*** Supplied data ***

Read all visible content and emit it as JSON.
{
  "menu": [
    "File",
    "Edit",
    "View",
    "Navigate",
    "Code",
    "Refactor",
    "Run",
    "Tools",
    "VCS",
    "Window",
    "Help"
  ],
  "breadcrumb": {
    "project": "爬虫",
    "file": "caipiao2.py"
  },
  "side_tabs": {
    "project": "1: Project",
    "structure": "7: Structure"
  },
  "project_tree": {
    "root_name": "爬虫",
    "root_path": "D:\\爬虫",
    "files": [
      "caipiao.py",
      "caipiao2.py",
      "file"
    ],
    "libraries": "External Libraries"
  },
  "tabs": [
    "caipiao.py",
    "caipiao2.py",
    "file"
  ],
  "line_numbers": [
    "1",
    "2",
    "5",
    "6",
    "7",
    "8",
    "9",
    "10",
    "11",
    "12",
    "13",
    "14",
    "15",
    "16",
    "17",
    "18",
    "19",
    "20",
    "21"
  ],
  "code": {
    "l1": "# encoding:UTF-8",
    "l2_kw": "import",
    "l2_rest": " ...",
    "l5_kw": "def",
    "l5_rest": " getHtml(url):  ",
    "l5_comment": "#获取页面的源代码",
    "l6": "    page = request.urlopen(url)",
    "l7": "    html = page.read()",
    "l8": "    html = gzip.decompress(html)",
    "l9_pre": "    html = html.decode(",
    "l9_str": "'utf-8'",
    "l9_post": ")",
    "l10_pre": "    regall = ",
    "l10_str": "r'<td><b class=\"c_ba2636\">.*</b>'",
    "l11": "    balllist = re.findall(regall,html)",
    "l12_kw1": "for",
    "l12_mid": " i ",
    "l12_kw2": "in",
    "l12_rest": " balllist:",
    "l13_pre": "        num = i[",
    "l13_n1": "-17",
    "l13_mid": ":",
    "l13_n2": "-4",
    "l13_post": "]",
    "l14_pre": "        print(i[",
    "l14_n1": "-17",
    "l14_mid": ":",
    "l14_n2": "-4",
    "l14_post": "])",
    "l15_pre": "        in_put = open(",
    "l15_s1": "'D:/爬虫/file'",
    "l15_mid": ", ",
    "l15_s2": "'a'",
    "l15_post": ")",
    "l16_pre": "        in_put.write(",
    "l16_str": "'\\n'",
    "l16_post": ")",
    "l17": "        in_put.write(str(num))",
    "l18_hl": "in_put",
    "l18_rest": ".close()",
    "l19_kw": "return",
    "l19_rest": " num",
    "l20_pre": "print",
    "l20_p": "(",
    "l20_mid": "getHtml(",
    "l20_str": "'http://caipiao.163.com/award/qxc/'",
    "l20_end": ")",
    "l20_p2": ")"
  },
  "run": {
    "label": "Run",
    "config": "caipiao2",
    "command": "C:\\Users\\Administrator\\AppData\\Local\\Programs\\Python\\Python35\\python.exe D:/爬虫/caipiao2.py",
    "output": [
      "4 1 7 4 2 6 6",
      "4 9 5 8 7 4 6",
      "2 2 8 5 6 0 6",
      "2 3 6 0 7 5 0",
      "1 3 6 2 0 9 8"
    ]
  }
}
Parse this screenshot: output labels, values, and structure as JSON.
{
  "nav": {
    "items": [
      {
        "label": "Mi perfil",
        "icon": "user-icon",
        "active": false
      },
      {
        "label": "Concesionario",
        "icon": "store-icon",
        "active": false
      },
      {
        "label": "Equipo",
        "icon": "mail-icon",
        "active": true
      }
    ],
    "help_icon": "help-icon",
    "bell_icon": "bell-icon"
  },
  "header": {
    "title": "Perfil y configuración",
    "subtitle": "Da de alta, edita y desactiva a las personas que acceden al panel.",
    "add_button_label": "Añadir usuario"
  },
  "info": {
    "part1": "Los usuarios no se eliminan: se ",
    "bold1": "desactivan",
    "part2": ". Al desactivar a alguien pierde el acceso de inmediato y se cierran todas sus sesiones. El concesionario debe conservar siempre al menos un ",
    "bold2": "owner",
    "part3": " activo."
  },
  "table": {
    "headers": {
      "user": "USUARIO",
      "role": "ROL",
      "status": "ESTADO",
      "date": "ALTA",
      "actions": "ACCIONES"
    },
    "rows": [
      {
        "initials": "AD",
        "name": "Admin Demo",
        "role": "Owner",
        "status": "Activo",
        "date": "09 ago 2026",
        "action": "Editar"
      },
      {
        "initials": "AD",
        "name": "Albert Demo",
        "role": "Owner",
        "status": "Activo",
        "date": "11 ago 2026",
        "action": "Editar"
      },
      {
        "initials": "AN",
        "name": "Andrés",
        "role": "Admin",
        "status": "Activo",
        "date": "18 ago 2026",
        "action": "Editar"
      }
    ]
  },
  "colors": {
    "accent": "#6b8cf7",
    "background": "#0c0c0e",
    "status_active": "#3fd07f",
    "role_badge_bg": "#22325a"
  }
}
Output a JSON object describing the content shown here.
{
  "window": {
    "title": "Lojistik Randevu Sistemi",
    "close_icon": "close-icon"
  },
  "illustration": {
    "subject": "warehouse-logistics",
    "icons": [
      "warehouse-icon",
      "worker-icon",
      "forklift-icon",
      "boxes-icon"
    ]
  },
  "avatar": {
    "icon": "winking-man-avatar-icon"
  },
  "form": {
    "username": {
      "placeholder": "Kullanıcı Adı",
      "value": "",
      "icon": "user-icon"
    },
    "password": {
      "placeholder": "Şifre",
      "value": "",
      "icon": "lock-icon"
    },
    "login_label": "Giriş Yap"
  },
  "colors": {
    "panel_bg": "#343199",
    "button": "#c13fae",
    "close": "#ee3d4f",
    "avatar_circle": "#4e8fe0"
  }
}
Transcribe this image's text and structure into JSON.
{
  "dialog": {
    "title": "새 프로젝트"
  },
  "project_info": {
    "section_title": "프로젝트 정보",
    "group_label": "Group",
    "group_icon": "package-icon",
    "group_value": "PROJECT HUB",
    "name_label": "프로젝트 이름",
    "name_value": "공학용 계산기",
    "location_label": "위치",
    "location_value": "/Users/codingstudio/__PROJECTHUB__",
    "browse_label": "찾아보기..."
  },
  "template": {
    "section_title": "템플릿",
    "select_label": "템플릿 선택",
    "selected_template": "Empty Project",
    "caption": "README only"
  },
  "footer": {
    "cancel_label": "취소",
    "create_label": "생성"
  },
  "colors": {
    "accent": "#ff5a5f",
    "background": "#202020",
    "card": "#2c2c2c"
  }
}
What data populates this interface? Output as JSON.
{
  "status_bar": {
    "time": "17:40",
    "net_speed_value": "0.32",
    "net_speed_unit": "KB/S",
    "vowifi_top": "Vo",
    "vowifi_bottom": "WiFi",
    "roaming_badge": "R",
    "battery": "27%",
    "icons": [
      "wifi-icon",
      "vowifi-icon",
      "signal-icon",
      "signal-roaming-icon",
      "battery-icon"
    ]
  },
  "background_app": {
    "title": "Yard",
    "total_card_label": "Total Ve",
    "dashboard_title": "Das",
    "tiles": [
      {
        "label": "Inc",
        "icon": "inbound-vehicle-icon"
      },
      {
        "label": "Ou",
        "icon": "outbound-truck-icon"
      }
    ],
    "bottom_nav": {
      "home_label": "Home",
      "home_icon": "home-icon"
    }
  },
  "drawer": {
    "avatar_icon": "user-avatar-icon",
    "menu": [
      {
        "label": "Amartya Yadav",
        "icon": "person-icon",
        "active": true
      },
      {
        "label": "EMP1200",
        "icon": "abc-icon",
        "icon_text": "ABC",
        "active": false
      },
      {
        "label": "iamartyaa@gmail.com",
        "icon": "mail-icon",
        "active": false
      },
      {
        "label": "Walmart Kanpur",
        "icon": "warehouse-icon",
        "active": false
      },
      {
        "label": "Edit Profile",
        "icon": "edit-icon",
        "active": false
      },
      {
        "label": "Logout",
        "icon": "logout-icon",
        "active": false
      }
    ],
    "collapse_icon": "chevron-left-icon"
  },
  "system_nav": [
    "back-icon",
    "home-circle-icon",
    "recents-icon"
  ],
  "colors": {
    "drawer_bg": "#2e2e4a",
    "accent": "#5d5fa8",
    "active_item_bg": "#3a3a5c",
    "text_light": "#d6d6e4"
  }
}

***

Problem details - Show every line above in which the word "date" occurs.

Reply to the task -
      "date": "ALTA",
        "date": "09 ago 2026",
        "date": "11 ago 2026",
        "date": "18 ago 2026",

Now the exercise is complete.